The Monday runoff election for student body president and vice president resulted in write-in candidates earning a position on the Student Governing Association general election ballot.
The pairing of Jessica Van Ranken, junior in political science, and Trenton Kennedy, sophomore in entrepreneurship, received the most votes, followed by the pair of Michael Emley, senior in accounting, and Linda Bilberry, senior in agricultural economics. Emley and Bilberry were the write-in candidates in the previously held primary election Feb. 23-24.
Robert Sharp, junior in political science, and Sam Hughes, sophomore in political science, placed third in the runoff and will not appear on the general election ballot.
A total of 1,780 votes were cast in the runoff. Van Ranken and Kennedy received 891 votes, or 50.06 percent. Emley and Bilberry received 772, or 43.37 percent, and Sharp and Hughes received 117, or 6.57 percent.
The vote totals remain unofficial for 24 hours, allowing time for the candidates to file a complaint of the results, Logan Britton, SGA elections commissioner and graduate student in agricultural economics, said.
The runoff election had lower voter turnout than the primary election. While 1,780 votes were cast in the runoff, 1,915 votes were cast in the primary.
After the primary election, a flaw was discovered in the write-in process, which led to the decision for a runoff, Britton said.

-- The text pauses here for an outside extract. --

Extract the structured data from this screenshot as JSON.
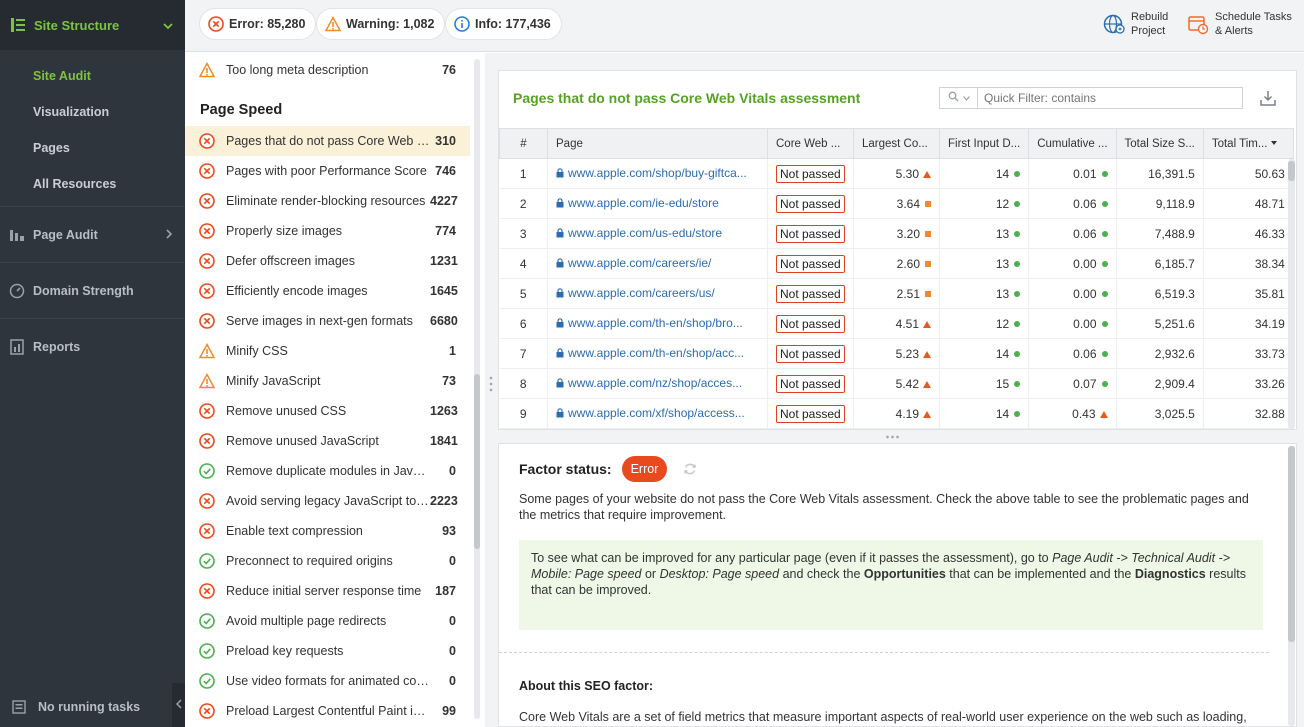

“The election system is not broken,” Britton said. “The write-in process is flawed in its design.”
Britton said the flaw in the write-in process resulted in several blank ballots. While the primary had 1,915 votes, there was a total of 2,126 voters on the ballot, or a difference of 211 votes. The difference between Sharp’s total and Emley’s total was 77 votes.
In the primary, Van Ranken and Kennedy received 1,395 votes, or 72.85 percent, Sharp and Hughes received 264 votes or 13.79 percent, and Emley and Bilberry received 187 votes, or 9.77 percent.
The flaw stemmed from the three-step process for writing in a candidate, due to the lack of instruction for the third step, Britton said.
“Whenever (voters) went in to write a candidate, they put the president in there, then they put the vice president,” Britton said. “Some students may have thought that by putting both names they had completed it, but there’s actually a third step after writing all the names where they had to press a green button that said ‘add candidate.'”
The green button needed to be pressed to add the selected write-in students to the ballot before voting for them. There may have been confusion, Britton said, where students thought they had already voted and the button only needed to be pressed to add another write-in pair. This confusion may have been the reason for the difference between the votes cast and the total number of ballots.
Britton said he believes the runoff was the right decision, which was made after an hourlong hearing and two hours of deliberation.
“We had a hearing,” Britton said. “We said that with the rate of write-in ballots casted, we suspected that Lindy (Bilberry) and Michael (Emley), there was suspicion that they might have got second in the actual primary if the design flaw was not there.”
Britton said steps are already being taken to fix the flaw for future elections, but the flaw will still be present in the general election Tuesday and Wednesday. He said it is possible, although unlikely, for a write-in candidate to win the general election for Student Senate due to the large number of candidates.